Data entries
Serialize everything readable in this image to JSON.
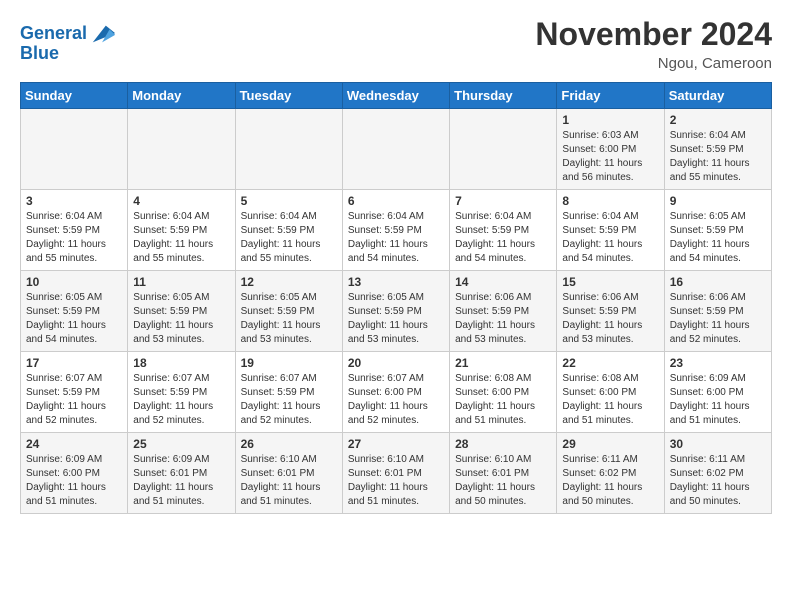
{
  "header": {
    "logo_line1": "General",
    "logo_line2": "Blue",
    "month_title": "November 2024",
    "location": "Ngou, Cameroon"
  },
  "weekdays": [
    "Sunday",
    "Monday",
    "Tuesday",
    "Wednesday",
    "Thursday",
    "Friday",
    "Saturday"
  ],
  "weeks": [
    [
      {
        "day": "",
        "info": ""
      },
      {
        "day": "",
        "info": ""
      },
      {
        "day": "",
        "info": ""
      },
      {
        "day": "",
        "info": ""
      },
      {
        "day": "",
        "info": ""
      },
      {
        "day": "1",
        "info": "Sunrise: 6:03 AM\nSunset: 6:00 PM\nDaylight: 11 hours\nand 56 minutes."
      },
      {
        "day": "2",
        "info": "Sunrise: 6:04 AM\nSunset: 5:59 PM\nDaylight: 11 hours\nand 55 minutes."
      }
    ],
    [
      {
        "day": "3",
        "info": "Sunrise: 6:04 AM\nSunset: 5:59 PM\nDaylight: 11 hours\nand 55 minutes."
      },
      {
        "day": "4",
        "info": "Sunrise: 6:04 AM\nSunset: 5:59 PM\nDaylight: 11 hours\nand 55 minutes."
      },
      {
        "day": "5",
        "info": "Sunrise: 6:04 AM\nSunset: 5:59 PM\nDaylight: 11 hours\nand 55 minutes."
      },
      {
        "day": "6",
        "info": "Sunrise: 6:04 AM\nSunset: 5:59 PM\nDaylight: 11 hours\nand 54 minutes."
      },
      {
        "day": "7",
        "info": "Sunrise: 6:04 AM\nSunset: 5:59 PM\nDaylight: 11 hours\nand 54 minutes."
      },
      {
        "day": "8",
        "info": "Sunrise: 6:04 AM\nSunset: 5:59 PM\nDaylight: 11 hours\nand 54 minutes."
      },
      {
        "day": "9",
        "info": "Sunrise: 6:05 AM\nSunset: 5:59 PM\nDaylight: 11 hours\nand 54 minutes."
      }
    ],
    [
      {
        "day": "10",
        "info": "Sunrise: 6:05 AM\nSunset: 5:59 PM\nDaylight: 11 hours\nand 54 minutes."
      },
      {
        "day": "11",
        "info": "Sunrise: 6:05 AM\nSunset: 5:59 PM\nDaylight: 11 hours\nand 53 minutes."
      },
      {
        "day": "12",
        "info": "Sunrise: 6:05 AM\nSunset: 5:59 PM\nDaylight: 11 hours\nand 53 minutes."
      },
      {
        "day": "13",
        "info": "Sunrise: 6:05 AM\nSunset: 5:59 PM\nDaylight: 11 hours\nand 53 minutes."
      },
      {
        "day": "14",
        "info": "Sunrise: 6:06 AM\nSunset: 5:59 PM\nDaylight: 11 hours\nand 53 minutes."
      },
      {
        "day": "15",
        "info": "Sunrise: 6:06 AM\nSunset: 5:59 PM\nDaylight: 11 hours\nand 53 minutes."
      },
      {
        "day": "16",
        "info": "Sunrise: 6:06 AM\nSunset: 5:59 PM\nDaylight: 11 hours\nand 52 minutes."
      }
    ],
    [
      {
        "day": "17",
        "info": "Sunrise: 6:07 AM\nSunset: 5:59 PM\nDaylight: 11 hours\nand 52 minutes."
      },
      {
        "day": "18",
        "info": "Sunrise: 6:07 AM\nSunset: 5:59 PM\nDaylight: 11 hours\nand 52 minutes."
      },
      {
        "day": "19",
        "info": "Sunrise: 6:07 AM\nSunset: 5:59 PM\nDaylight: 11 hours\nand 52 minutes."
      },
      {
        "day": "20",
        "info": "Sunrise: 6:07 AM\nSunset: 6:00 PM\nDaylight: 11 hours\nand 52 minutes."
      },
      {
        "day": "21",
        "info": "Sunrise: 6:08 AM\nSunset: 6:00 PM\nDaylight: 11 hours\nand 51 minutes."
      },
      {
        "day": "22",
        "info": "Sunrise: 6:08 AM\nSunset: 6:00 PM\nDaylight: 11 hours\nand 51 minutes."
      },
      {
        "day": "23",
        "info": "Sunrise: 6:09 AM\nSunset: 6:00 PM\nDaylight: 11 hours\nand 51 minutes."
      }
    ],
    [
      {
        "day": "24",
        "info": "Sunrise: 6:09 AM\nSunset: 6:00 PM\nDaylight: 11 hours\nand 51 minutes."
      },
      {
        "day": "25",
        "info": "Sunrise: 6:09 AM\nSunset: 6:01 PM\nDaylight: 11 hours\nand 51 minutes."
      },
      {
        "day": "26",
        "info": "Sunrise: 6:10 AM\nSunset: 6:01 PM\nDaylight: 11 hours\nand 51 minutes."
      },
      {
        "day": "27",
        "info": "Sunrise: 6:10 AM\nSunset: 6:01 PM\nDaylight: 11 hours\nand 51 minutes."
      },
      {
        "day": "28",
        "info": "Sunrise: 6:10 AM\nSunset: 6:01 PM\nDaylight: 11 hours\nand 50 minutes."
      },
      {
        "day": "29",
        "info": "Sunrise: 6:11 AM\nSunset: 6:02 PM\nDaylight: 11 hours\nand 50 minutes."
      },
      {
        "day": "30",
        "info": "Sunrise: 6:11 AM\nSunset: 6:02 PM\nDaylight: 11 hours\nand 50 minutes."
      }
    ]
  ]
}
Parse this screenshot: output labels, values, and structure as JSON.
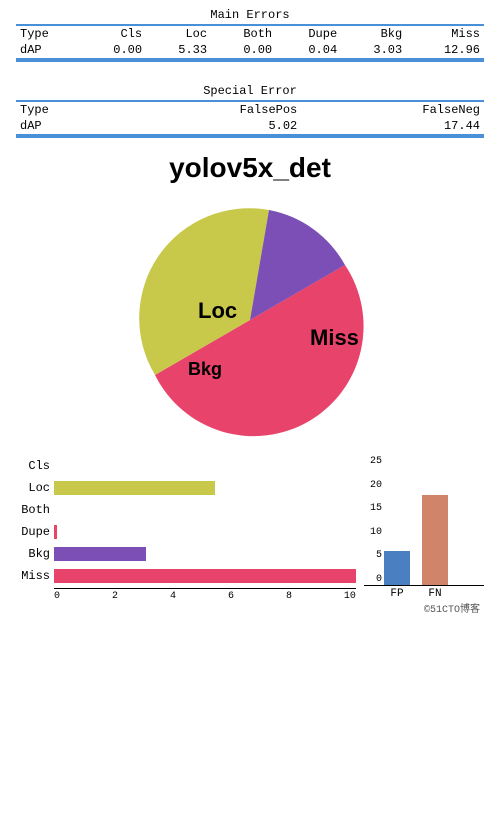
{
  "mainErrors": {
    "title": "Main Errors",
    "headers": [
      "Type",
      "Cls",
      "Loc",
      "Both",
      "Dupe",
      "Bkg",
      "Miss"
    ],
    "rows": [
      [
        "dAP",
        "0.00",
        "5.33",
        "0.00",
        "0.04",
        "3.03",
        "12.96"
      ]
    ]
  },
  "specialError": {
    "title": "Special Error",
    "headers": [
      "Type",
      "FalsePos",
      "FalseNeg"
    ],
    "rows": [
      [
        "dAP",
        "5.02",
        "17.44"
      ]
    ]
  },
  "chartTitle": "yolov5x_det",
  "pieChart": {
    "segments": [
      {
        "label": "Miss",
        "color": "#e8436a",
        "startAngle": -30,
        "endAngle": 150
      },
      {
        "label": "Loc",
        "color": "#c8c84a",
        "startAngle": 150,
        "endAngle": 280
      },
      {
        "label": "Bkg",
        "color": "#7b4fb5",
        "startAngle": 280,
        "endAngle": 330
      }
    ]
  },
  "hBarChart": {
    "labels": [
      "Cls",
      "Loc",
      "Both",
      "Dupe",
      "Bkg",
      "Miss"
    ],
    "values": [
      0,
      5.33,
      0,
      0.04,
      3.03,
      12.96
    ],
    "maxValue": 10,
    "tickLabels": [
      "0",
      "2",
      "4",
      "6",
      "8",
      "10"
    ],
    "colors": [
      "#c8c84a",
      "#c8c84a",
      "#c8c84a",
      "#e8436a",
      "#7b4fb5",
      "#e8436a"
    ]
  },
  "vBarChart": {
    "labels": [
      "FP",
      "FN"
    ],
    "values": [
      5.02,
      17.44
    ],
    "maxValue": 25,
    "tickLabels": [
      "25",
      "20",
      "15",
      "10",
      "5",
      "0"
    ],
    "colors": [
      "#4a7fc1",
      "#d0846a"
    ]
  },
  "watermark": "©51CTO博客"
}
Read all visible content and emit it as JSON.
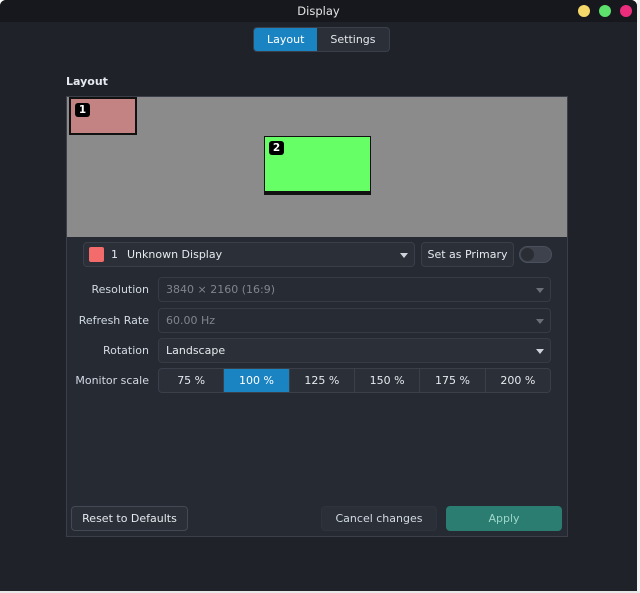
{
  "window": {
    "title": "Display"
  },
  "tabs": [
    {
      "label": "Layout",
      "active": true
    },
    {
      "label": "Settings",
      "active": false
    }
  ],
  "layout": {
    "section_title": "Layout",
    "monitors": [
      {
        "number": "1",
        "color": "#c48383"
      },
      {
        "number": "2",
        "color": "#66ff66"
      }
    ]
  },
  "display_select": {
    "number": "1",
    "name": "Unknown Display",
    "swatch_color": "#f36b6b"
  },
  "primary": {
    "label": "Set as Primary",
    "enabled": false
  },
  "settings": {
    "resolution": {
      "label": "Resolution",
      "value": "3840 × 2160 (16:9)"
    },
    "refresh_rate": {
      "label": "Refresh Rate",
      "value": "60.00 Hz"
    },
    "rotation": {
      "label": "Rotation",
      "value": "Landscape"
    },
    "monitor_scale": {
      "label": "Monitor scale",
      "options": [
        "75 %",
        "100 %",
        "125 %",
        "150 %",
        "175 %",
        "200 %"
      ],
      "selected": "100 %"
    }
  },
  "buttons": {
    "reset": "Reset to Defaults",
    "cancel": "Cancel changes",
    "apply": "Apply"
  },
  "colors": {
    "accent": "#1a83c1",
    "apply": "#2a7d70",
    "window_bg": "#1f2229"
  }
}
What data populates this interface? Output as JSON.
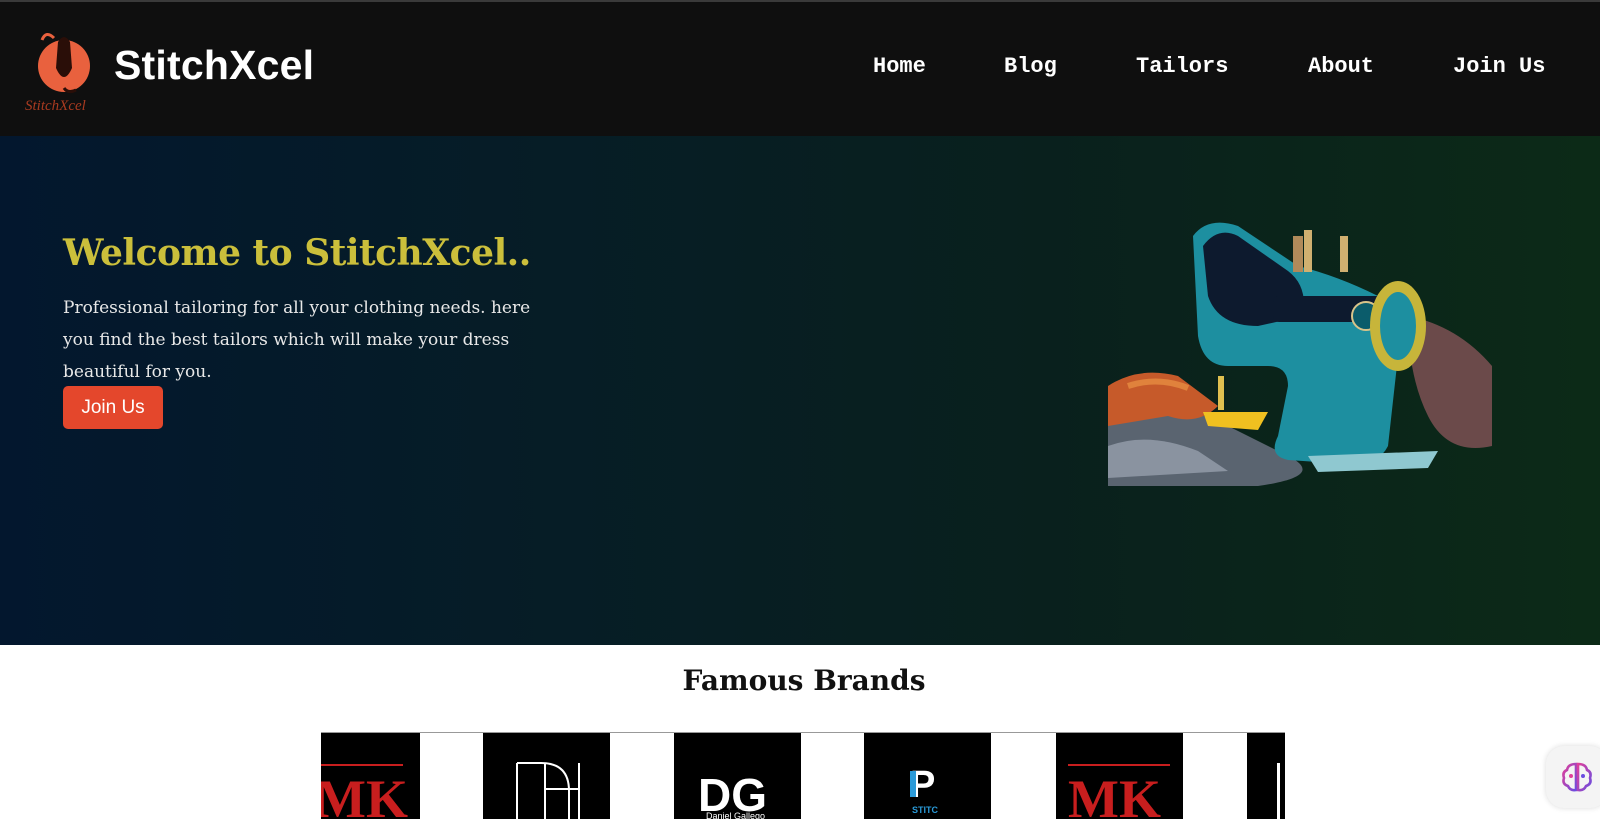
{
  "header": {
    "brand_name": "StitchXcel",
    "logo_text": "StitchXcel",
    "nav": [
      {
        "label": "Home"
      },
      {
        "label": "Blog"
      },
      {
        "label": "Tailors"
      },
      {
        "label": "About"
      },
      {
        "label": "Join Us"
      }
    ]
  },
  "hero": {
    "title": "Welcome to StitchXcel..",
    "description": "Professional tailoring for all your clothing needs. here you find the best tailors which will make your dress beautiful for you.",
    "cta_label": "Join Us",
    "image_icon": "sewing-machine"
  },
  "brands": {
    "title": "Famous Brands",
    "logos": [
      {
        "name": "MK",
        "text": "MK"
      },
      {
        "name": "DH",
        "text": "DH"
      },
      {
        "name": "DG",
        "text": "DG",
        "sub": "Daniel Gallego"
      },
      {
        "name": "P",
        "text": "P",
        "sub": "STITC"
      },
      {
        "name": "MK",
        "text": "MK"
      }
    ]
  },
  "assistant": {
    "icon": "brain-icon"
  },
  "colors": {
    "header_bg": "#0f0f0f",
    "accent": "#e4472c",
    "hero_title": "#cbbf3b"
  }
}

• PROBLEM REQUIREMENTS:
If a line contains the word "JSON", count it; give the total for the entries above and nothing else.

• TASK OUTPUT:
4